RANGOON — A trio of former heads of government, including Nobel Peace laureates Jimmy Carter and Martti Ahtisaari, have called on Burma to allow foreign organizations to observe the country’s 2015 national elections.
“I suggested that the Carter Center come as an international observer,” former US President Carter said on Thursday, citing his organization’s record as observer of 94 elections around the world in recent years.
Carter added that any observation work needed to be agreed to and started soon, to take in important pre-election processes such as the upcoming national census and voter registration, to ensure that the election will be free and fair.
Carter was speaking alongside Ahtisaari, an ex-president of Finland, and former Norway Prime Minister Gro Harlem Brundtland, as part of a delegation of The Elders, a group of internationally known former world leaders, which includes figures such as Kofi Annan, the former UN secretary general, and Nelson Mandela, South Africa’s revered anti-apartheid leader.
The three, who are in Burma to meet with policy makers including President Thein Sein and military chief Snr-Gen Min Aung Hlaing, were in the main fulsome in their praise of Burma’s lawmakers, saying the country’s reforms were going well for the most part.
The group will meet with Aung San Suu Kyi, the long-detained presidential hopeful, later Thursday. Suu Kyi has called for Burma’s Constitution to be changed, to enable her to assume the presidency if her National League for Democracy (NLD) wins the 2015 elections.
“We were impressed by the pace with which reforms are proceeding,” a press release sent out by The Elders quoted Carter as saying.
David Scott Mathieson, a senior researcher for Human Rights Watch, a New York-based international watchdog, however, said, “They [ethnic rebels and the government] have already intended to sign ceasefire with 13 groups. A ceremony where all 13 signed a nationwide ceasefire together is basically an event. It doesn’t mean conditions on the ground are going to improve, because conditions on the ground haven’t markedly improved.
“You get peace only when the life of people in the ground starts improving. And that hasn’t happened yet,” he added.
Warning that “Myanmar has a long way to go” in its political transition, Carter added on Thursday that the absence of citizenship for 800,000 Muslims in Arakan State needs to be addressed. Notably, the three did not refer to these Muslims as Rohingyas, a name that the Burma government does not recognize because it regards the Rohingyas not as a distinct ethnic group, but as immigrants from Bangladesh. Over 100,000 Rohingyas were driven from their homes during two bouts of bloody violence in 2012.
Elsewhere in Burma’s borderlands, Burma’s government has signed ceasefires with most of the ethnic militias operating in resource-laden regions close to China and Thailand. Former Norway Prime Minister Bruntdland told media that Burma’s natural resources development would be an important aspect of the country’s peace processes going forward. “These issues will be addressed once political dialogue starts,” she said.
The ethnic militias want broader political negotiations about the future political system under which Burma will be governed, as part of any wider peace deal.

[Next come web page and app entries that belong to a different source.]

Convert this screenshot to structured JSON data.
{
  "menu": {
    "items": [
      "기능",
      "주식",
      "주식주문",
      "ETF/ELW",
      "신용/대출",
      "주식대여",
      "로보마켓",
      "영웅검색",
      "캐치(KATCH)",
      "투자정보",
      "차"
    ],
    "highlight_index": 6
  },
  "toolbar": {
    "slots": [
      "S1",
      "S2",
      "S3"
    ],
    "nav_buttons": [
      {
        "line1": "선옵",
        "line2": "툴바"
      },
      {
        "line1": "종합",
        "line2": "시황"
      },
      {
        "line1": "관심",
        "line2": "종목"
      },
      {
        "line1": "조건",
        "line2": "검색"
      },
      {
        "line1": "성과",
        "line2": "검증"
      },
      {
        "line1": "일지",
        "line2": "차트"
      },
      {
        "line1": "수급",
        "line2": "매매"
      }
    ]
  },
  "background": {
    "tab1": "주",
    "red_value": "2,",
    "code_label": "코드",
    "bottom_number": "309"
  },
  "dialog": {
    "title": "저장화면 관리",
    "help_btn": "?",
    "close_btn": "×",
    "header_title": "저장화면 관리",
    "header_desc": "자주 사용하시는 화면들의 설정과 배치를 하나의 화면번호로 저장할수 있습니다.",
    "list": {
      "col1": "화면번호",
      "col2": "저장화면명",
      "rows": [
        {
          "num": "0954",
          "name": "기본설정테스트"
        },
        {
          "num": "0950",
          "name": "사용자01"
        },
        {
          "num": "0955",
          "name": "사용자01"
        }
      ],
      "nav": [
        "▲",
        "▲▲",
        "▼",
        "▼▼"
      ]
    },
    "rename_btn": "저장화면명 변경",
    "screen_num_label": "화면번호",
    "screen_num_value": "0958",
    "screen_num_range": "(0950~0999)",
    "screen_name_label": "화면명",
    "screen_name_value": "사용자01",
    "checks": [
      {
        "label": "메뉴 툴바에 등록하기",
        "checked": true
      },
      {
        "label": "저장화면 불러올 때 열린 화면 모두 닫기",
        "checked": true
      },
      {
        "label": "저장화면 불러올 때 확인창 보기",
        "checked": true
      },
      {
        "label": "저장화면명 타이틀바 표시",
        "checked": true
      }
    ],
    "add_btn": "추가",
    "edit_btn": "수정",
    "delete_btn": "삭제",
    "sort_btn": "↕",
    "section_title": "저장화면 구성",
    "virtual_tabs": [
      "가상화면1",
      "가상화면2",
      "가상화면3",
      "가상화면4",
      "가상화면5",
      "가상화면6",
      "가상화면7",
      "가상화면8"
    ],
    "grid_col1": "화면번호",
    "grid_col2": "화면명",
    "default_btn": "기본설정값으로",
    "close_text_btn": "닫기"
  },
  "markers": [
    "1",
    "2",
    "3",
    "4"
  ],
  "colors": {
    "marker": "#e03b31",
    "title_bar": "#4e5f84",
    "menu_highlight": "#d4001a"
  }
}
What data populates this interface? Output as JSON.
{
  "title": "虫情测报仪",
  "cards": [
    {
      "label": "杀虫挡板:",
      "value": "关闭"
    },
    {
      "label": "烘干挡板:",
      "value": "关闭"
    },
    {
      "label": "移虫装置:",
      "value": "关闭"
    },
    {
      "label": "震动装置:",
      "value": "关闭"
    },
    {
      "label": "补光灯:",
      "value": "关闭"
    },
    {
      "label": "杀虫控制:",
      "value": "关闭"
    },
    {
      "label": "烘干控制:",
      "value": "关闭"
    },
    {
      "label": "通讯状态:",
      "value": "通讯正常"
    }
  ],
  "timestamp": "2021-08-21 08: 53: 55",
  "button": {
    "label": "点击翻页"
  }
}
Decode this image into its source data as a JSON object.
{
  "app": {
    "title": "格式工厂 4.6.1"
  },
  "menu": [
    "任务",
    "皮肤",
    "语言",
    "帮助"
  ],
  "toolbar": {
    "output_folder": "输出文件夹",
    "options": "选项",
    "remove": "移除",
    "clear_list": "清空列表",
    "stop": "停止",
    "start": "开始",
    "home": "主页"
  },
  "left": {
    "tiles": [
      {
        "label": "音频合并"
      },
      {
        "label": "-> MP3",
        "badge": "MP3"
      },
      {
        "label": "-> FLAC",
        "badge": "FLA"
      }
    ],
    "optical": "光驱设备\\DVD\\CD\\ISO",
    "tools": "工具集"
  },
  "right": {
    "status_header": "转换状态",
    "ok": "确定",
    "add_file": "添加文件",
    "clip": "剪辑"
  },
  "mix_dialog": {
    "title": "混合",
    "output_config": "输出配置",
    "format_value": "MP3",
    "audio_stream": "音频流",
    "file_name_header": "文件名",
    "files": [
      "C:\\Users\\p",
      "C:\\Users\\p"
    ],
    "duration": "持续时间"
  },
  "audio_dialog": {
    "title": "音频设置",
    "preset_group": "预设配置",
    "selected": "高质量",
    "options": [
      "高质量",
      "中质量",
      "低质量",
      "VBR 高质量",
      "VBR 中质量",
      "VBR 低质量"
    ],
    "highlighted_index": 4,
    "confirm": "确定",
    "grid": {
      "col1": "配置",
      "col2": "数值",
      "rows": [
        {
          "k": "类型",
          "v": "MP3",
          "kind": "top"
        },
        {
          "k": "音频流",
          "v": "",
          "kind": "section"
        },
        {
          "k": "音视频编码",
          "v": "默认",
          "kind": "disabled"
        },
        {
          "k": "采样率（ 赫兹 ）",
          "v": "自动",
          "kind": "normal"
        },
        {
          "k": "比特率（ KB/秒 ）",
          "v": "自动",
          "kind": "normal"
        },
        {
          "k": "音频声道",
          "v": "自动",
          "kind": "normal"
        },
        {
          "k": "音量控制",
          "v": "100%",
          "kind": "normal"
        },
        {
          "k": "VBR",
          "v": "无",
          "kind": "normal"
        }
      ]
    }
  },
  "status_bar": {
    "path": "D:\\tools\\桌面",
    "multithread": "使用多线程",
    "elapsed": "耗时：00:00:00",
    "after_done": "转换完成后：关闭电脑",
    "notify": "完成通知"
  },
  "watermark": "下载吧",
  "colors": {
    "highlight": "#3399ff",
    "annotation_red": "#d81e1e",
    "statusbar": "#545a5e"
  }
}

Most ethnic groups want Burma’s 2008 Constitution revised and more powers devolved to resource-wealthy minority regions.
Former President Carter said he thought that ceasefires would be signed soon between the government and those groups, such as the Kachin Independence Army (KIA), which remains at war with the Burmese military.
Recommending that UN Secretary-General Ban Ki-moon take part in Burma’s peace negotiations, Carter said the process needed to be seen as wide-ranging if it was to be a success, and include Burma’s Parliament as well the executive, though Carter was generous in his praise for the Burma government’s main peace negotiator, President’s Office Minister Aung Min.
The group also said Burma needs to improve conditions for women, citing the low representation of women in Burma’s military and ex-army dominated Parliament, with the latter’s female representation at only 5 percent of lawmakers.